Melissa Gonzalez — a two-time Olympian and the hero of Thursday’s semifinal win over Olympic gold medalist Great Britain with two goals in shootout, including the decisive tally in sudden death — scored as the first shooter for the U.S. in the shootout. Michelle Vittese, her Olympic teammate in London and Rio, scored next, and then Matson, who is committed to attending North Carolina this fall, struck the winner as the fifth and final shooter. Briggs made three saves during the shootout.

Team USA had already qualified for the 2017 Women’s Hockey World League Finals in November in Auckland, New Zealand, and the 2018 Hockey World Cup next summer in London after a quarterfinal win over Japan.

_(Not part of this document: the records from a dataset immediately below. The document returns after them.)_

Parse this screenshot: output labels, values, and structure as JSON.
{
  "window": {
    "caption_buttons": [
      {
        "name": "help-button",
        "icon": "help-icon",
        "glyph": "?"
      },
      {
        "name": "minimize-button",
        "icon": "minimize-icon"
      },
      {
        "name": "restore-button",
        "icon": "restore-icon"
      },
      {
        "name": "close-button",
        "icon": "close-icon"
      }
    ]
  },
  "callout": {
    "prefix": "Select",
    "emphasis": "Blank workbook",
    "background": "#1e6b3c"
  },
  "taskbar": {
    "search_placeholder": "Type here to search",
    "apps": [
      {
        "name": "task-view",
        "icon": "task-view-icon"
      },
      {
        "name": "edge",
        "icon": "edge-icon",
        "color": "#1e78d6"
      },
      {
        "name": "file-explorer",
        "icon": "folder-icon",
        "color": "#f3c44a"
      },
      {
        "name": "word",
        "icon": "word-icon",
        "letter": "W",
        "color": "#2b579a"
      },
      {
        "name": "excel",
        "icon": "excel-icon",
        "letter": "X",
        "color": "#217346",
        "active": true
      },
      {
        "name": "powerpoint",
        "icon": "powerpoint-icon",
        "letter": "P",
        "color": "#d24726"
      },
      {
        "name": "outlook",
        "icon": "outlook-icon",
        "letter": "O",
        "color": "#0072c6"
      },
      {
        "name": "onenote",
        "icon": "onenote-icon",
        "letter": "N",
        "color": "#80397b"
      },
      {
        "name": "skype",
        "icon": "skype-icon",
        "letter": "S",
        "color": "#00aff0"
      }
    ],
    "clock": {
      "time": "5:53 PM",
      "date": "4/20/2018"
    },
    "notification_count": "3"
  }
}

Gary R. Blockus is a journalist from Allentown, Pennsylvania who has covered multiple Olympic Games. He is a freelance contributor to TeamUSA.org on behalf of Red Line Editorial, Inc.